The two boxers opened slowly as they each looked to find openings and pick their shots over the first three minutes. The pair started mixing it up more in the final 60 seconds of the round and Conwell landed a strong combination in the final 30 seconds of the bout. Conwell came out quicker in the second round of action, landing strong straight shots and connecting with an eye catching combination midway through the round.
He entered the third round down two rounds of two of the judges’ scorecards and came out firing away as the final stanza opened. Vikas moved early and often in the last round and despite Conwell’s aggression in the third, the Indian boxer took a 3-0 decision in the bout.
“I thought I pulled out the victory. He’s a good competitor, a good tough guy but I thought I did enough to pull it out. I can always do better. I’m a fighter so I’m used to going out there and trying to get the feel and go off the momentum of the fight,” Conwell said. “I wish nothing but the best to my opponent and I hope he keeps pulling out victories.”
Conwell graduated from Cleveland Heights High School and spent much of his senior year away from home for competitions and training camps. Although his Olympic run ended sooner than he hoped, Conwell looks forward to returning home to Cleveland and awaiting what’s next. “I’m going to go back and enjoy time with family and friends. I’ve been gone for so long so I want to back and enjoy time with them,” he said. “Whatever happens, happens. I’m still going to be training and still working hard, grinding to come back and come harder.”
Conwell earned his berth on the U.S. Olympic Team with gold medals at the U.S. Olympic Trials in December and Americas Qualifier in March. Despite his intense travel and training schedule, Conwell managed to graduate on time in June.
Conwell is the second American boxer Vikas has faced in the last two Olympic Games. Vikas initially won his bout over 2012 Olympian and current professional contender Errol Spence Jr. before the bout was overturned in London and Spence was reinstated.
Billy Walsh Named World Boxing Coach Of The Year
An emotional Billy Walsh paid tribute to his former coach Eddie Byrne and to his late father, Liam Walsh, as he was named AIBA Coach of the Year in Montreaux last night.
The former Ireland head coach took charge of Team USA ahead of the Rio Olympics and guided his boxers to gold, silver and bronze at the 2016 Games.
And Walsh was recognised for the remarkable job that he has done with a resurgent USA team, who secured their first male boxing medals since 2008, as Shakur Stevenson and Nico Hernandez won silver and bronze respectively, while Claressa Shields took gold in the women’s middleweight division.

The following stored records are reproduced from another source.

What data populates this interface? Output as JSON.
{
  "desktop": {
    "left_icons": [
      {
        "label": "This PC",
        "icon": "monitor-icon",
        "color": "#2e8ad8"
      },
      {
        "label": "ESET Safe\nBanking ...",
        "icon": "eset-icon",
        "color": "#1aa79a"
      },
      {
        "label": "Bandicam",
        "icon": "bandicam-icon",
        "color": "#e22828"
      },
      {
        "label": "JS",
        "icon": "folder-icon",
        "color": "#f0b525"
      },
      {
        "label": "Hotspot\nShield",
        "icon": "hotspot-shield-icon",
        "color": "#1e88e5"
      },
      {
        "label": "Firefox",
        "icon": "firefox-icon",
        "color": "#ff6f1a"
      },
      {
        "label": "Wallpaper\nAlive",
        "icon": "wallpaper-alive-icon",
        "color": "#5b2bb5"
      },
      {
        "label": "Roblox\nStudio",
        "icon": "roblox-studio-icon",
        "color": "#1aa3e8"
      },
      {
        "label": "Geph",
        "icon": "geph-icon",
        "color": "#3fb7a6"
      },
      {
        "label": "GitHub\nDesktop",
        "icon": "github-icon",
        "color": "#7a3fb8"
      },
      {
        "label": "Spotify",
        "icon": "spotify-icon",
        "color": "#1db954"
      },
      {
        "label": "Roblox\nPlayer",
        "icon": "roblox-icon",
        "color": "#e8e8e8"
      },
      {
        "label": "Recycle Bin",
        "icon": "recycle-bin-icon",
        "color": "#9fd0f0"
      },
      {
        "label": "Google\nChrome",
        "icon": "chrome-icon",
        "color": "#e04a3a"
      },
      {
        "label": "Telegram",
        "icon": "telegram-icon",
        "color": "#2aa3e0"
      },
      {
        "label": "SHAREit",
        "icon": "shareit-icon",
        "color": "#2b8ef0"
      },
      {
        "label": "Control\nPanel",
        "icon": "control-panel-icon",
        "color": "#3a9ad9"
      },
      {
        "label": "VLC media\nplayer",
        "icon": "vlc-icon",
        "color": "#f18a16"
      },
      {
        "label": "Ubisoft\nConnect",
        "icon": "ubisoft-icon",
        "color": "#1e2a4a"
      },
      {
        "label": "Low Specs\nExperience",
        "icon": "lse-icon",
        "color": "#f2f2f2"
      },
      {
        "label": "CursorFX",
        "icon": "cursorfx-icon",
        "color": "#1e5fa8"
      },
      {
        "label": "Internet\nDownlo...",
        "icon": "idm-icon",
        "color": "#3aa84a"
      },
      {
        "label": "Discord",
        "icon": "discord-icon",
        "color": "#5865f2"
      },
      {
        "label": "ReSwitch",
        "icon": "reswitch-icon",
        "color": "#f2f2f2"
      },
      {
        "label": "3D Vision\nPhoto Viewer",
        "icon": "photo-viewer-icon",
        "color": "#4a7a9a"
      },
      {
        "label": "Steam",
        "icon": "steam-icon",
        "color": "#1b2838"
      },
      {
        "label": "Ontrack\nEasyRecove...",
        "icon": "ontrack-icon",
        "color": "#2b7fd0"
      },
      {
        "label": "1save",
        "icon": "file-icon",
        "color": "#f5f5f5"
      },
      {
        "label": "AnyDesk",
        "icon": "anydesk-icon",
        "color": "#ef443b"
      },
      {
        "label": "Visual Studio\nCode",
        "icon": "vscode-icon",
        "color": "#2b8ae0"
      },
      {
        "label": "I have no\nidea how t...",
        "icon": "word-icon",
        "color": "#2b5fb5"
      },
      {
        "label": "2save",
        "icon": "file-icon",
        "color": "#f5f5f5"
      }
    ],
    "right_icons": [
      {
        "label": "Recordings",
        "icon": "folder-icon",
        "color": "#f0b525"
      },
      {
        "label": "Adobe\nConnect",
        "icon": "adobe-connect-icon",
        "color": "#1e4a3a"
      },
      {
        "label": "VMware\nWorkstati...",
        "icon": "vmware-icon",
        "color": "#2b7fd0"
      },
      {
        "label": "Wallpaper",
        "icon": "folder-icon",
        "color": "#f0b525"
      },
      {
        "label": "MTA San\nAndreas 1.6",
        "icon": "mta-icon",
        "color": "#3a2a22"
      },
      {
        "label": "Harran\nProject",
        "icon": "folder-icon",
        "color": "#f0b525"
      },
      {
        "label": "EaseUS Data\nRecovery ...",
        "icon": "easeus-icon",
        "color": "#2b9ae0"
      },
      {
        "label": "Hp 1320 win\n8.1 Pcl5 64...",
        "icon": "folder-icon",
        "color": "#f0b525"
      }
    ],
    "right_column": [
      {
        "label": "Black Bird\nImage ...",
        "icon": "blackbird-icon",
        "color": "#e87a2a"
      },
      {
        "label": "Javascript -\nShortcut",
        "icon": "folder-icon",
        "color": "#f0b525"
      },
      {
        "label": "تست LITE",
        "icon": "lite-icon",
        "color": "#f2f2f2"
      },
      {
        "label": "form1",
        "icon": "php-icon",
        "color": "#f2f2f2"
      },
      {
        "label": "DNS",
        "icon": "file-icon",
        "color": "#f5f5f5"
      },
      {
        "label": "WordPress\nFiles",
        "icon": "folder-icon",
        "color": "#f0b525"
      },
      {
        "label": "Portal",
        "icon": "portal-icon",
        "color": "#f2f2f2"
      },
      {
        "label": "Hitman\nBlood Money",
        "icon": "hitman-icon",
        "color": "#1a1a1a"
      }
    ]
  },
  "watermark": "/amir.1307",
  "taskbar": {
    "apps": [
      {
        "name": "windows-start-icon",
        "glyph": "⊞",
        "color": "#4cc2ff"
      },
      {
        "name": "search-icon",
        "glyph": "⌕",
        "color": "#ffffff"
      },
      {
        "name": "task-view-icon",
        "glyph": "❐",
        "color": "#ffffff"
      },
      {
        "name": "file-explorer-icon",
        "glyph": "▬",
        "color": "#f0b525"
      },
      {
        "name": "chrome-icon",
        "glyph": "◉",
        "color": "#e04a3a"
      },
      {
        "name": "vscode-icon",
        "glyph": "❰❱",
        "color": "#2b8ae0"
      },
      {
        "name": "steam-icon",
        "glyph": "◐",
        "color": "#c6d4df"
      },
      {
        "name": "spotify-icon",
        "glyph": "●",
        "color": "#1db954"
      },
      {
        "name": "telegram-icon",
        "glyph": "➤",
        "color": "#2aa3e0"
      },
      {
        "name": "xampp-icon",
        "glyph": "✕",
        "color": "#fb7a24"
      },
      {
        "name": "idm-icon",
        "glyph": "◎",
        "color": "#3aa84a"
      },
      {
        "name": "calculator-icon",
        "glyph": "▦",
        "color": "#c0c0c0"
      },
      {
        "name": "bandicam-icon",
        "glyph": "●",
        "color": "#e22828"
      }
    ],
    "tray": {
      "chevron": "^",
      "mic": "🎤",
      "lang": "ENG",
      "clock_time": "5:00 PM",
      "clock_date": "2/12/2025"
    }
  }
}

Speaking at the AIBA’s 70th anniversary celebrations in Switzerland on Tuesday, Walsh said: "I'm deeply honoured, and shocked as well, to receive this award.
“Growing up as a seven-year-old, I never thought I’d be standing here today, receiving this award.
“In the working class estate where I come from, there was one man who was a boxing coach. And he brought me, from a seven-year-old to a 25-year-old, to the Olympic Games. So I'm very, very thankful for that man, Eddie Byrne.
“And I'd like to dedicate this award to a man who taught me everything, my late father Liam Walsh.”
Walsh also acknowledged his “new family”, USA boxing in his acceptance speech, while also pointing out that the caption on the tribute video should have read ‘USA’ instead of ‘IRL’.
“They have me down as 'IRL', that should probably be 'USA', actually. But it's a great tribute to the system I come from, and that's Ireland.
“We are working hard to put USA boxing back at the top of the AIBA table to dine with the best teams in the World.”